[Dataset entries]
=======

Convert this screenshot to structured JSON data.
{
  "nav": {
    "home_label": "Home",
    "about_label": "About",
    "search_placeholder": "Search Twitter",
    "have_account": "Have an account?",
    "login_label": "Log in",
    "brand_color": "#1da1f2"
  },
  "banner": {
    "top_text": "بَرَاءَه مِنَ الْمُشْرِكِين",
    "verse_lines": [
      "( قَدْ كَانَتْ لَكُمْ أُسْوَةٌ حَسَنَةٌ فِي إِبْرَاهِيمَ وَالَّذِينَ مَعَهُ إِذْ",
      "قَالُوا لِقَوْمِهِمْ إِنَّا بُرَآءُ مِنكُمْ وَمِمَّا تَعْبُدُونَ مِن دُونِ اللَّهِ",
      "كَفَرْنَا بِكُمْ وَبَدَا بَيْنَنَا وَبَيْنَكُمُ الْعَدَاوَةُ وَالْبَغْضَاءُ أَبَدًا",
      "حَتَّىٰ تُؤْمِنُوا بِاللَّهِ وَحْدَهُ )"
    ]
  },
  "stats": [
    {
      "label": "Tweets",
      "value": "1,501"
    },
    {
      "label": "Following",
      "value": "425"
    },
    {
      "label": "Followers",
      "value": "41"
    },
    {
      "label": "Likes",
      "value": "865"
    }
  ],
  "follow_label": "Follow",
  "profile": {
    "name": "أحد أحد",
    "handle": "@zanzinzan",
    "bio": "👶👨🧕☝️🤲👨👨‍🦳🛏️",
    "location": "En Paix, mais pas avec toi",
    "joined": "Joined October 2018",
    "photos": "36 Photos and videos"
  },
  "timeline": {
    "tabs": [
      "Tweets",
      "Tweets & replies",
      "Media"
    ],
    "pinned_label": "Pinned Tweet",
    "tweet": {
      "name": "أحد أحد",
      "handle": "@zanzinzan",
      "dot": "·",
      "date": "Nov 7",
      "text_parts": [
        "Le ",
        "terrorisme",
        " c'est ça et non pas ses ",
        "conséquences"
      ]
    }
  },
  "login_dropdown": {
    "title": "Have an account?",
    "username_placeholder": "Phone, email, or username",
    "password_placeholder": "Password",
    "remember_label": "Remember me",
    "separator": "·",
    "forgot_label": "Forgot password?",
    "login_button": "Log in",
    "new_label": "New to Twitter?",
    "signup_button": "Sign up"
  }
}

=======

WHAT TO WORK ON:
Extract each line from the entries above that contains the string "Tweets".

WRITTEN SOLUTION:
      "label": "Tweets",
      "Tweets",
      "Tweets & replies",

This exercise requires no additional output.